Whether it be Katrina, or Gustav, or the August floods of 2016, land loss along the coast, or just your run-of-the-mill spillway opening or bayou back-up… we’ve all either gutted homes or filled up sandbags at the fire station or bought truckloads of bottled water or went out into flat-bottomed boats to rescue friends, neighbors, and families. We’ve all stared into the deep freezer and realized that shit, we forgot to get a bigger cooler like we said we were going to do last year, and have to pick out what’s likely to spoil first. And then we’ve gone a few humid, miserable hours without the backup window unit so that the generator (if we were lucky enough to have one) could power the freezer long enough for it to make enough ice to fill the ice chest.
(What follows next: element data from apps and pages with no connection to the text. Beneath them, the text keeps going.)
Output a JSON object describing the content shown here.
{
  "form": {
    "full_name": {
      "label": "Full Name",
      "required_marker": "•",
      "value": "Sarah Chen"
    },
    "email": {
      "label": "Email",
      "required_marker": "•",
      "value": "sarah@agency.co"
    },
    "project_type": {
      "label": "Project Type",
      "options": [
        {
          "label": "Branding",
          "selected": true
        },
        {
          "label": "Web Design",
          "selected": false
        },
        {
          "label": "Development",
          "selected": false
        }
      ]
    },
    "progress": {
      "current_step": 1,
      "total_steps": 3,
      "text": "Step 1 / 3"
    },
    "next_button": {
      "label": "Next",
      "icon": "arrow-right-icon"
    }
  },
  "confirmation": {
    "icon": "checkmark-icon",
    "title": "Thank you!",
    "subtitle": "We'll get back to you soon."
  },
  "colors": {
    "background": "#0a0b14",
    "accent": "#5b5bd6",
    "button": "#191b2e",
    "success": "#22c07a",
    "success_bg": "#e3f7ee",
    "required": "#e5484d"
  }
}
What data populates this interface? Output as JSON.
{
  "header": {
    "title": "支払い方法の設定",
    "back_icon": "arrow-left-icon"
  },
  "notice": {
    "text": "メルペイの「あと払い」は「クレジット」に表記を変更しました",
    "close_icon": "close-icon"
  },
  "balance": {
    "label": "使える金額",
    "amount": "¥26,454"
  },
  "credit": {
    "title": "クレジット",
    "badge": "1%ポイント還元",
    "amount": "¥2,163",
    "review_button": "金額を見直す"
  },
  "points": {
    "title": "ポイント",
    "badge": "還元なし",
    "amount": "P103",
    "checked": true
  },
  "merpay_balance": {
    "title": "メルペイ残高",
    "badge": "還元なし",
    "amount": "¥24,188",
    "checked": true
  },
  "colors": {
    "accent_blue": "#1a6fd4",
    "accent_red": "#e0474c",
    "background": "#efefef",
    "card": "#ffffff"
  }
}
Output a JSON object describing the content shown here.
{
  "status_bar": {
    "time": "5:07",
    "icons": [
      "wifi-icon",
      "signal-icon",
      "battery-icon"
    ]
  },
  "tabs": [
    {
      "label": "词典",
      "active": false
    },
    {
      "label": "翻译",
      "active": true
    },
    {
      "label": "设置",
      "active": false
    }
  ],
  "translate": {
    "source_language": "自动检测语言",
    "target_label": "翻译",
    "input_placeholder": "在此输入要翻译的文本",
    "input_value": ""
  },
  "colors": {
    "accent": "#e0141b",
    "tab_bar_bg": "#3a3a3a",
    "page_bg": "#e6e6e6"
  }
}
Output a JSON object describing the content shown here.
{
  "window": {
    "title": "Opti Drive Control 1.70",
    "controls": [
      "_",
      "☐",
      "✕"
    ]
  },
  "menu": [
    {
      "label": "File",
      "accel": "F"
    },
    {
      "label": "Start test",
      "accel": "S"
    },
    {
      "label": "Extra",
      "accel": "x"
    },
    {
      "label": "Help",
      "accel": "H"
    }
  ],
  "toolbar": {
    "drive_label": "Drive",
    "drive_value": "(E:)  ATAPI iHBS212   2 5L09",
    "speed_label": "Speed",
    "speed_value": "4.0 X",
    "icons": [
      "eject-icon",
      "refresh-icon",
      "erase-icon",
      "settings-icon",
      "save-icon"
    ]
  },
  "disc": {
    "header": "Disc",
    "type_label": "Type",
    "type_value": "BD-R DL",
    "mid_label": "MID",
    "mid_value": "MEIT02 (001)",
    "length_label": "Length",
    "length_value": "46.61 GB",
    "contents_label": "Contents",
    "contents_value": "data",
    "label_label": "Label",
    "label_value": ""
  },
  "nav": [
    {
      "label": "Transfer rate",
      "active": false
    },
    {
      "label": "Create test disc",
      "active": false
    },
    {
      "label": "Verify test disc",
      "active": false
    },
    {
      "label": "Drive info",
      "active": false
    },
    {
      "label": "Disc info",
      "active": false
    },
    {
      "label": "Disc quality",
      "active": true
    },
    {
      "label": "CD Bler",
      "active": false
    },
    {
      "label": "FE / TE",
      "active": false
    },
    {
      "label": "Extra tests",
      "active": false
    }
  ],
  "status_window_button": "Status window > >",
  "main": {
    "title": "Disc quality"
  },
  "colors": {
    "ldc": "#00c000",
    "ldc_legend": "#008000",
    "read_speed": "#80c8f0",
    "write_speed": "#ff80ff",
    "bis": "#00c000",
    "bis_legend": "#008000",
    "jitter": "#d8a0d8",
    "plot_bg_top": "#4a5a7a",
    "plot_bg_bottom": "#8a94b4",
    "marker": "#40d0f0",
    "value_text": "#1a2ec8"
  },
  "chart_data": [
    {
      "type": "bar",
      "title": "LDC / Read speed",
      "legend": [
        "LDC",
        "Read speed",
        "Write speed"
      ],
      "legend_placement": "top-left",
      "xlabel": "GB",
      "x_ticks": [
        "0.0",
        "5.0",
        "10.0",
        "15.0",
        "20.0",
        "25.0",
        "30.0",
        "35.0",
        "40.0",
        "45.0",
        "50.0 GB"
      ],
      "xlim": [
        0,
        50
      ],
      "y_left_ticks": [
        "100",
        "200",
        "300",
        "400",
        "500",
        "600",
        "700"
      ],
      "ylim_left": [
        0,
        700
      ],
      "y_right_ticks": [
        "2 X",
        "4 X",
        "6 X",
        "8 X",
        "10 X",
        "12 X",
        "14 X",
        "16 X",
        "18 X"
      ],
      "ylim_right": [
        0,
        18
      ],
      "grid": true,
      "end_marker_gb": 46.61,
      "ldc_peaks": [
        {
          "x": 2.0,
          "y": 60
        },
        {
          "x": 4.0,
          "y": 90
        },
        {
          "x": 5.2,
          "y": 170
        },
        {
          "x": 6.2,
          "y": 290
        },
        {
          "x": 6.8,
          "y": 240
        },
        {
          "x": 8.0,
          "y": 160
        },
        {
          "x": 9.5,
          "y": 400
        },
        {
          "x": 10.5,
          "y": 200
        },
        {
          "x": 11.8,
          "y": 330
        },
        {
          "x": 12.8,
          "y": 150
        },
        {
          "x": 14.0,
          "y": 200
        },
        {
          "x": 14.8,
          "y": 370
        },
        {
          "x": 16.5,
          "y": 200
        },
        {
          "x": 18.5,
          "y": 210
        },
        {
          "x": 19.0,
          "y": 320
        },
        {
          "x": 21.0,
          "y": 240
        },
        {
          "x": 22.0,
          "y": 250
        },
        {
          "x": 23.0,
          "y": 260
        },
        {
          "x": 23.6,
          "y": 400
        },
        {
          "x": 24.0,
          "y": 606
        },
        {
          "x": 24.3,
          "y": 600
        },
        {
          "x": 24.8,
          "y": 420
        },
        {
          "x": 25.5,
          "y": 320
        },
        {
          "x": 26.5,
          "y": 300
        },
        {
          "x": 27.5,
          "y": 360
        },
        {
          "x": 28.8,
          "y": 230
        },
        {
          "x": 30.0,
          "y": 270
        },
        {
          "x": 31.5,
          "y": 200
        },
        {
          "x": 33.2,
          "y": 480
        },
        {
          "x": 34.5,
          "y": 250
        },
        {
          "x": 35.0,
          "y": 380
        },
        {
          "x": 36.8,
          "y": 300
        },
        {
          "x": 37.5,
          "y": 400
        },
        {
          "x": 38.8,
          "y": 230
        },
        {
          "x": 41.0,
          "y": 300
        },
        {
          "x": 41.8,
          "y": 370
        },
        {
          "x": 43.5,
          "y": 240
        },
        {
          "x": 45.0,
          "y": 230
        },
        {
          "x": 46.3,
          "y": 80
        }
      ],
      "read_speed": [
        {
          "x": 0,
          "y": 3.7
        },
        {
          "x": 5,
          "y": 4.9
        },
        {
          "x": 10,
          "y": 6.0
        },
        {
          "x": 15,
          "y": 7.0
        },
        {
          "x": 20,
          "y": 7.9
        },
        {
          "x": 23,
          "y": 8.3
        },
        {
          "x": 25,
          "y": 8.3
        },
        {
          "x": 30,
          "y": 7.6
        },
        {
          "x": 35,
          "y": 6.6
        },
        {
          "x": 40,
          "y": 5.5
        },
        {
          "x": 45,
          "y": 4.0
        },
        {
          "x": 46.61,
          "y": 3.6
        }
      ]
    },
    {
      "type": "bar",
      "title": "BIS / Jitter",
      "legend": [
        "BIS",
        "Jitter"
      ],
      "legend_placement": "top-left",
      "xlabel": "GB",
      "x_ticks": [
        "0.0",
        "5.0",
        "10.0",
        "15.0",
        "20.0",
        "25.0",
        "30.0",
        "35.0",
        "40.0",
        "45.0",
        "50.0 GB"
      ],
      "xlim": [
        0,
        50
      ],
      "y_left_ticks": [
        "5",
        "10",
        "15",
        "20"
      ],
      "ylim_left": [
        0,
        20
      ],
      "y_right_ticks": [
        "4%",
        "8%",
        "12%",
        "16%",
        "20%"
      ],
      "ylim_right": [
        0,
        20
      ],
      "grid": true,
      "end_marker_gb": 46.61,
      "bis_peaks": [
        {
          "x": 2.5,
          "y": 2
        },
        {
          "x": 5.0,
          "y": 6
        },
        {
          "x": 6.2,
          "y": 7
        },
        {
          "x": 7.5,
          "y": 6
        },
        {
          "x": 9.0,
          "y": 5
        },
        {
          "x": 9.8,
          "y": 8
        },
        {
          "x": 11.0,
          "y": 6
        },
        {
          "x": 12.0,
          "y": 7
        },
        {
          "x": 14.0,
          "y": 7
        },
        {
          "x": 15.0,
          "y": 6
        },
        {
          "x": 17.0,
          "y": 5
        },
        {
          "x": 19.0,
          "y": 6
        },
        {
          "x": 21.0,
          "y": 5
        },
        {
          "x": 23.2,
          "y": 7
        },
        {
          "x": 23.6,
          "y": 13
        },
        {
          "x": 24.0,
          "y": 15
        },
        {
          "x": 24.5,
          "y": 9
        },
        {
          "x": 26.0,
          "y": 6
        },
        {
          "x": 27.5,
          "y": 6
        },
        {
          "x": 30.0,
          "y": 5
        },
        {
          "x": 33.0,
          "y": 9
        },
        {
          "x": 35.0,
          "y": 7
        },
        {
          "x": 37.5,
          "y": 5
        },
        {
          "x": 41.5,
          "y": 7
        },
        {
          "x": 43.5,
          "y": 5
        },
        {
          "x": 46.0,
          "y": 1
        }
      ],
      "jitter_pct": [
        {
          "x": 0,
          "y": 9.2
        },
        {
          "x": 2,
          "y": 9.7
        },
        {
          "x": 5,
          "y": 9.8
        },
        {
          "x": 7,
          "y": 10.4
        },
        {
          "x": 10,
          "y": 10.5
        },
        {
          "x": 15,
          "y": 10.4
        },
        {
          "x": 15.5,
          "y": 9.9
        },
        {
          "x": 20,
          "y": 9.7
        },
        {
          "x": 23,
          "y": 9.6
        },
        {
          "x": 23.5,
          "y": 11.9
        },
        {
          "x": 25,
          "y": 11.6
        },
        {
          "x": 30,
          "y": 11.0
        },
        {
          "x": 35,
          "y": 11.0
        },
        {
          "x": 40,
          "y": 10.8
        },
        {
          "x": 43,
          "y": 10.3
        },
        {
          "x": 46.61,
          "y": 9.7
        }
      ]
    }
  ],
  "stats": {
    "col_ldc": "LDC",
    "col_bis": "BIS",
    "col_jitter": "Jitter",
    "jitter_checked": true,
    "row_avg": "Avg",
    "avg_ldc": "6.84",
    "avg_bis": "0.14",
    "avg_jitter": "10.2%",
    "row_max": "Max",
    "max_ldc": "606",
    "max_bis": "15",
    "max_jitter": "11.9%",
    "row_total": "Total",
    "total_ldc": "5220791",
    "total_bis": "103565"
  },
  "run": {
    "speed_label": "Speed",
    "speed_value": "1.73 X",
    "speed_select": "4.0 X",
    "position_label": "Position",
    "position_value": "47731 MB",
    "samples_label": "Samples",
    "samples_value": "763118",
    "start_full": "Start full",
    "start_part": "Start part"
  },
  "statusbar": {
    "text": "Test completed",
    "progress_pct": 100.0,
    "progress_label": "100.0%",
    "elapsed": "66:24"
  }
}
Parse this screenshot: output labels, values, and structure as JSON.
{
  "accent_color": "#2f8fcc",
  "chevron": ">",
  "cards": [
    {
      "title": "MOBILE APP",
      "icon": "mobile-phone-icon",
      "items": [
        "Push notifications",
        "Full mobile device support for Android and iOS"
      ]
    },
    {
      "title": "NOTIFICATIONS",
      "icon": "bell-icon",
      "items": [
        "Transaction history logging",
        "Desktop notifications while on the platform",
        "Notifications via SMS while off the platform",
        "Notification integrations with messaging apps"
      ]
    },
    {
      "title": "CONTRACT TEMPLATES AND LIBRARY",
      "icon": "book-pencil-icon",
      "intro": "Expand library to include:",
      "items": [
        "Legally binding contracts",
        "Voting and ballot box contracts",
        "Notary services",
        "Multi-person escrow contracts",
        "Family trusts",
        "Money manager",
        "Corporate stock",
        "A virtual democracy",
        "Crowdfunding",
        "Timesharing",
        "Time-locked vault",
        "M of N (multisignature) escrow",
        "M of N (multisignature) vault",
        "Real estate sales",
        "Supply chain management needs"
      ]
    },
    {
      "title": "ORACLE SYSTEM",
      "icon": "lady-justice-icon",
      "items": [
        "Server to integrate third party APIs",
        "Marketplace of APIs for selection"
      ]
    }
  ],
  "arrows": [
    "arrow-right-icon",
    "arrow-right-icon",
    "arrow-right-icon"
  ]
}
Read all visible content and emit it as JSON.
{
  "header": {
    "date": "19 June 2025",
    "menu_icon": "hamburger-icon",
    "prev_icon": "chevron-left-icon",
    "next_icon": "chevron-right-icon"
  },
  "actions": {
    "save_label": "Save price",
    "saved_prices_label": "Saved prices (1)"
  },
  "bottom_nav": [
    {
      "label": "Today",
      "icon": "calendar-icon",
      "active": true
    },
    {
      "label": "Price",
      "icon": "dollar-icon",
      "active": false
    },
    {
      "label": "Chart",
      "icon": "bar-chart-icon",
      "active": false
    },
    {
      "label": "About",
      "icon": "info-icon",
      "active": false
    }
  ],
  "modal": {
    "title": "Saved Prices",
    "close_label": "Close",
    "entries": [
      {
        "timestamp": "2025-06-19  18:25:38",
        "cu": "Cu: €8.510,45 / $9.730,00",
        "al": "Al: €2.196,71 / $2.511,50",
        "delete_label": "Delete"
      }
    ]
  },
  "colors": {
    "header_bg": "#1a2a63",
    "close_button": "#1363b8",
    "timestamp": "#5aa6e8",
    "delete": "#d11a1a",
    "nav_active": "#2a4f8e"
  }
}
We’re no stranger to floods.

This weekend, Caleb and I rode our bikes on the levee. A little ways past LSU, I stopped and looked out across the deceptively slow eddies of the Mississippi. Then I turned and looked at the farmland on the other side of the levee. I imagined what it would be like if there was no levee, if the river could stretch out and spread for miles. It wasn’t hard to imagine. I remember when the Comite did the same thing to my childhood home, which lies 20 minutes north of Baton Rouge.

My father-in-law told me where, at the height of that flood, the road out of town had ended and the water began. After the waters receded, I drove to where that water line had been, and then tracked my odometer as I drove down to the river. Up a steep, 10-foot bank and 2 miles up the road it had spread—a river that usually only comes up to your knees at its deepest. When I walked down the the riverbank, an alien landscape carved by the rapids that had been there only days before: there were water lines etched into tree trunks far, far above my head.

Yesterday, as the river crested, I stared out at the Mississippi river and knew. The thaws are coming sooner. The snowmelt is faster. The rains and the snow that created the wettest year on record (yes—it was 2018) will all find their way into the Mississippi River.

One day, spillways be damned, it will breach the levee.

One day, it will either climb high enough to spill over, or more likely, test for weak points in the concrete and sod. Prying streams of water will worm their way through tons of dirt and leak out the other side. Their tenacity will widen cracks, find weaknesses, and spread. Will it be a sudden burst of water, as if from a fire hose, or will it seep and gurgle and steal up our streets in the dead of night?

What sound do levees make when they collapse? Would you even be able to hear it over the rushing water?

When we first visited our home downtown, I remember, quite vividly, having to look up at it. Not only did FEMA place it as zone X on the flood map—”protected by levee;” it said—our home sits on a natural bluff that rises to a comforting 55 feet above sea level. It rests on a retaining wall-sealed embankment, which gives us another six feet or so. In addition, it’s also placed atop three-foot piers. If we flood, the whole of Baton Rouge is under. The water won’t come to us first. We’ve taken the high ground.

We’d lived on the bluff before, during that flood in 2016. When the cell towers went down and we couldn’t communicate with our families, the bluff, like an island, became our staging ground. We gathered cleaning supplies from our apartment and I made as much food as I could fit in our only ice chest, to bring to the family members stranded by the flooding. We tried to drive to our childhood home—it normally would’ve taken us 20 minutes. But each bridge we came to was washed out. We drove north, trying every bridge along the way, picking our way around flooded streets until, three hours later, we made it to his parent’s house. We’d passed boats floating in people’s front yards, trucks overturned in ditches, homes with furniture floating out their doors, and water, always more water, running through it all.

With all the recent data pointing to irreversible climate change happening within the next 20 years, I know that we will see more severe storms and “unprecedented” flooding in the years to come. But to be clear: none of it is unprecedented. We know it’s coming. We’ve known for decades.

The river will rise. And rise. And rise.

Waves lap over the steps at the Mississippi Riverfront in Baton Rouge, LA.

Waves lap over the steps at the Mississippi Riverfront in Baton Rouge, LA.